[Start of section]

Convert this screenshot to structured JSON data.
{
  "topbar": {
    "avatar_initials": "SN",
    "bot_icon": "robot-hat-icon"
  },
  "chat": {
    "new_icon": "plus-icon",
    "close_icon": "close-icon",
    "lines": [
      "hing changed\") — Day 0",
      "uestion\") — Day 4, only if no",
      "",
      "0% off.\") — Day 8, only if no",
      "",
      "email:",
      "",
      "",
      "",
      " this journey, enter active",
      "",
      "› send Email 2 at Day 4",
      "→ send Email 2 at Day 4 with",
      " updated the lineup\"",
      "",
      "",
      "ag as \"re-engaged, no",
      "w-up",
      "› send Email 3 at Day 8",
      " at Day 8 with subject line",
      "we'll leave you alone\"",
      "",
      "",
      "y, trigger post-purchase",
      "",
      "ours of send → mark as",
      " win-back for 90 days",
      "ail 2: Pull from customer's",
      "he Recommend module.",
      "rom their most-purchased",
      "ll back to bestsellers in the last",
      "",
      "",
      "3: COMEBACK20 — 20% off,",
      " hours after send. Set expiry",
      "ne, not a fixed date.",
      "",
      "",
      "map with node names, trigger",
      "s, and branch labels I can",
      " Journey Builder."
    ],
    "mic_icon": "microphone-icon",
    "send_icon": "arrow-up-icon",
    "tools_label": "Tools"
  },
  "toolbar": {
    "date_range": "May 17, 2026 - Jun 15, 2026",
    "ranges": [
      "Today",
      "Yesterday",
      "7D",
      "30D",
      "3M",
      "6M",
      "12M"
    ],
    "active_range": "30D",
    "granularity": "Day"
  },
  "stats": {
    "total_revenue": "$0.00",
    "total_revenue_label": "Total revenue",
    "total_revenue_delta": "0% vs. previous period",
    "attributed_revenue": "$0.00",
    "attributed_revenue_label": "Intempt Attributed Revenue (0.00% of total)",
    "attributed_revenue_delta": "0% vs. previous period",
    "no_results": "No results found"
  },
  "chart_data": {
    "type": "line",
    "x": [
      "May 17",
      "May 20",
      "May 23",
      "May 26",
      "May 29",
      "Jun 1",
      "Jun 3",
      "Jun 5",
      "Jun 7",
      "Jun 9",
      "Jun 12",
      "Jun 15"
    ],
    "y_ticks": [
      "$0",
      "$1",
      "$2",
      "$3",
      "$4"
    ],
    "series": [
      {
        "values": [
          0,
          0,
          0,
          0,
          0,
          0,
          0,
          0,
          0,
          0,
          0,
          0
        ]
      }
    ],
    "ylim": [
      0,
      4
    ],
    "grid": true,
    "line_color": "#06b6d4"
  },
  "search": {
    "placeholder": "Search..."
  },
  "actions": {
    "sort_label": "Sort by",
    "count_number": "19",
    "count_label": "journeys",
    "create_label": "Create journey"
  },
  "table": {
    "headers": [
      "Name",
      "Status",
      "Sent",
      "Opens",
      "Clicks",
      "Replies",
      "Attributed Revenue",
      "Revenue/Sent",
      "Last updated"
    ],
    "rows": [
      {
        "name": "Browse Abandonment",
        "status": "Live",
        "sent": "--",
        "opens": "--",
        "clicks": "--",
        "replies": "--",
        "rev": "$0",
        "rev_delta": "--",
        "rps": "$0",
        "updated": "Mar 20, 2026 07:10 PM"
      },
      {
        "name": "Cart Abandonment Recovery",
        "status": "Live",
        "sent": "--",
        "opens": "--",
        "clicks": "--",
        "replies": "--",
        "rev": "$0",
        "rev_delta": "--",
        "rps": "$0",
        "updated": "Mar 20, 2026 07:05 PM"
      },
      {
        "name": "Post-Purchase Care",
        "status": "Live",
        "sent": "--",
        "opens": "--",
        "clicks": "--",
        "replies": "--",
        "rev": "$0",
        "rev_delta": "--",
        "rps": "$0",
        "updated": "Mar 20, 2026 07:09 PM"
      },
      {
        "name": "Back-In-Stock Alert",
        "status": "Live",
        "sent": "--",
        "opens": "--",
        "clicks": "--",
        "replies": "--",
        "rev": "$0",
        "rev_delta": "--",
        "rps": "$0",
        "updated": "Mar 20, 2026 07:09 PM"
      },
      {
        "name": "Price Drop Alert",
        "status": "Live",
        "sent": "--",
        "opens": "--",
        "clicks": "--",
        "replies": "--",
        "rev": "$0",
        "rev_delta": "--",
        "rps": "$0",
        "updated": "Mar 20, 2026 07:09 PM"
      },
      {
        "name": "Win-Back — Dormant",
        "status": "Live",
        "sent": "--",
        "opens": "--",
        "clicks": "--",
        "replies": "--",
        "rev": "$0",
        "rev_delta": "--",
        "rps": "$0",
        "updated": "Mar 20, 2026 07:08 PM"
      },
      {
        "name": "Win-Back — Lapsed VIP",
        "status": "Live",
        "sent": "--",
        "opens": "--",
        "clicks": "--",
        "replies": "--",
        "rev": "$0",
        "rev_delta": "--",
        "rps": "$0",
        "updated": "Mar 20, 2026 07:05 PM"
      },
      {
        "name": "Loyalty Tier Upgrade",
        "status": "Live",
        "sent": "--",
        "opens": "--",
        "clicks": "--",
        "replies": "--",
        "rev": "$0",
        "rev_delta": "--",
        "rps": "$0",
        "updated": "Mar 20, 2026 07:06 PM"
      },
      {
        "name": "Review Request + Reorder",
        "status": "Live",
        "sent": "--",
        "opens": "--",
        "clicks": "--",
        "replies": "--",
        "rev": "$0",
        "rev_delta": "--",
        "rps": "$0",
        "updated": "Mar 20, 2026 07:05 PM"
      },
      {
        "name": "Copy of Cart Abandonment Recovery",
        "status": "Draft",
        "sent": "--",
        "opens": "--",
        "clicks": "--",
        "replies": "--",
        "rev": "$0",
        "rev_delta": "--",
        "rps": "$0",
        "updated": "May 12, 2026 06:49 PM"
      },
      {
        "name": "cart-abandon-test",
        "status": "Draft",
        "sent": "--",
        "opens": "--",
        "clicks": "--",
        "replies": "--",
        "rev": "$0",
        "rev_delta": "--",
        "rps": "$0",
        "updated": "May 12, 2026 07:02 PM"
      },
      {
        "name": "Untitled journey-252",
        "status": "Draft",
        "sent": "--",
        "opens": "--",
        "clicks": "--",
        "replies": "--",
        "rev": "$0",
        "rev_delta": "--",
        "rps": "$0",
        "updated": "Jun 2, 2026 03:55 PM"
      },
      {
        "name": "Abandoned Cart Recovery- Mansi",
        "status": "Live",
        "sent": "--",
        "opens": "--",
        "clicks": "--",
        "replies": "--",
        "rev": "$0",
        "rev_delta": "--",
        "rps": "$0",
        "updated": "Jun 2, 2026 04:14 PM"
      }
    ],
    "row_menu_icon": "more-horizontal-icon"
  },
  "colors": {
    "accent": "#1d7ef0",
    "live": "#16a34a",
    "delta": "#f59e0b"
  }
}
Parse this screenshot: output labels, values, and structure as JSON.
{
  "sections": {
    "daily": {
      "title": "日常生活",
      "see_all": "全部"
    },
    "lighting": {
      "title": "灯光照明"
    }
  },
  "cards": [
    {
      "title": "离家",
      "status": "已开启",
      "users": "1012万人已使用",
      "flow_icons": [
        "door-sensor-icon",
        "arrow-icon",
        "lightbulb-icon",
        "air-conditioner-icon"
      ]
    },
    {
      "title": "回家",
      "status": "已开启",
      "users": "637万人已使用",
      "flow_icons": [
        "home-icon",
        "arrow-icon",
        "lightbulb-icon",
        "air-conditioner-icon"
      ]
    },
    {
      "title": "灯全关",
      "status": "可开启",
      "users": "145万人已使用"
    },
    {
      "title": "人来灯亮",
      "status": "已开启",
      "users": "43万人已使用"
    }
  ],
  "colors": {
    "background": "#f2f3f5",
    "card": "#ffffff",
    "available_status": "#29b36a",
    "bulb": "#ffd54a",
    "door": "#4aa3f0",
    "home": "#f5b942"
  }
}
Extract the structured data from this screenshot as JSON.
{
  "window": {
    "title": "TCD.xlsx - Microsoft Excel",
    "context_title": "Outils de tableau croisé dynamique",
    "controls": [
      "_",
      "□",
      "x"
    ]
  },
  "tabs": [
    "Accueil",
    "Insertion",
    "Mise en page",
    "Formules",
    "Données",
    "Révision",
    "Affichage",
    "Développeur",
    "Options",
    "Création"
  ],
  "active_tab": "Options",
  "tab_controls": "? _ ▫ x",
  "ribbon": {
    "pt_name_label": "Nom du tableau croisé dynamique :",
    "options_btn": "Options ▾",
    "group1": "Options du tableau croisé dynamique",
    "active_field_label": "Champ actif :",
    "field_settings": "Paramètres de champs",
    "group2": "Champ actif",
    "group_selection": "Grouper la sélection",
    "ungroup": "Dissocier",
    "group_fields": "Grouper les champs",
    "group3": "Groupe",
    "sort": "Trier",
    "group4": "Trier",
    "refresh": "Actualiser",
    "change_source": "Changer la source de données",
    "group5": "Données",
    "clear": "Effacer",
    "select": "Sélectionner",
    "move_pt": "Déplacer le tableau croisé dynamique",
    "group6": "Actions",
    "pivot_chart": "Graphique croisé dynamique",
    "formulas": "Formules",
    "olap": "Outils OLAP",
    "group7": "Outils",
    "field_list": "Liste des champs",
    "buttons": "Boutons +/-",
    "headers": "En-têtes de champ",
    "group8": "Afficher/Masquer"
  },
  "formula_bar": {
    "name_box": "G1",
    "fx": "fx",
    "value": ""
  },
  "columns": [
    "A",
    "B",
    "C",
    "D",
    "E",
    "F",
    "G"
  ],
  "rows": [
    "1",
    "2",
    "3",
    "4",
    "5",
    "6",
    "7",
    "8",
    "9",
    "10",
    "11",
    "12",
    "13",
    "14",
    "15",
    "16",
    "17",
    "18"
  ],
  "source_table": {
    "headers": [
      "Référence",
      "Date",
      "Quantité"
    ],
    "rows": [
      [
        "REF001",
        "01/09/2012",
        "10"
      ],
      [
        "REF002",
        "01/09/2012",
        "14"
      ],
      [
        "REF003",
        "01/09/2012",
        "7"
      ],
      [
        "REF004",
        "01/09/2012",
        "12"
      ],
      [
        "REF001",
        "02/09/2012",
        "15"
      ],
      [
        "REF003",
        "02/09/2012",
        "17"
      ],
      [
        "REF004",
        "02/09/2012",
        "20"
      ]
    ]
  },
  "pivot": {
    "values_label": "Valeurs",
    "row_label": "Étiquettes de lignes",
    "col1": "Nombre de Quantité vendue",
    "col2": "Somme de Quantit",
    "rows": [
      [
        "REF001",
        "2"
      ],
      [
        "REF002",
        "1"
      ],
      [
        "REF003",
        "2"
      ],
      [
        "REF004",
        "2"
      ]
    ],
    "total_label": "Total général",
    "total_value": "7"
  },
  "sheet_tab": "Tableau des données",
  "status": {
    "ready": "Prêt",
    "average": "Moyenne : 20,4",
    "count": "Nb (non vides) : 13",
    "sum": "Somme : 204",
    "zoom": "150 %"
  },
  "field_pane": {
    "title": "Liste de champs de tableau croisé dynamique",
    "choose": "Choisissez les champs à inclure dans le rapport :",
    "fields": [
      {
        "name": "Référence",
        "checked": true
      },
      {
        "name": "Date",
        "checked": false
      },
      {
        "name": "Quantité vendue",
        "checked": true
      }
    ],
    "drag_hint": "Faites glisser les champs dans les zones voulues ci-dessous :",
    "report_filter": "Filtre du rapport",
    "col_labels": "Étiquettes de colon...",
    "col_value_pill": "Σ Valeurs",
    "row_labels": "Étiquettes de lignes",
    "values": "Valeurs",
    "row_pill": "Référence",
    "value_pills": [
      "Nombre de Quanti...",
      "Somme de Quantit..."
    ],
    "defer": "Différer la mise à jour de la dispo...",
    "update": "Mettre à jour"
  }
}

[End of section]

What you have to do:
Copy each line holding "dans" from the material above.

Finished task:
    "choose": "Choisissez les champs à inclure dans le rapport :",
    "drag_hint": "Faites glisser les champs dans les zones voulues ci-dessous :",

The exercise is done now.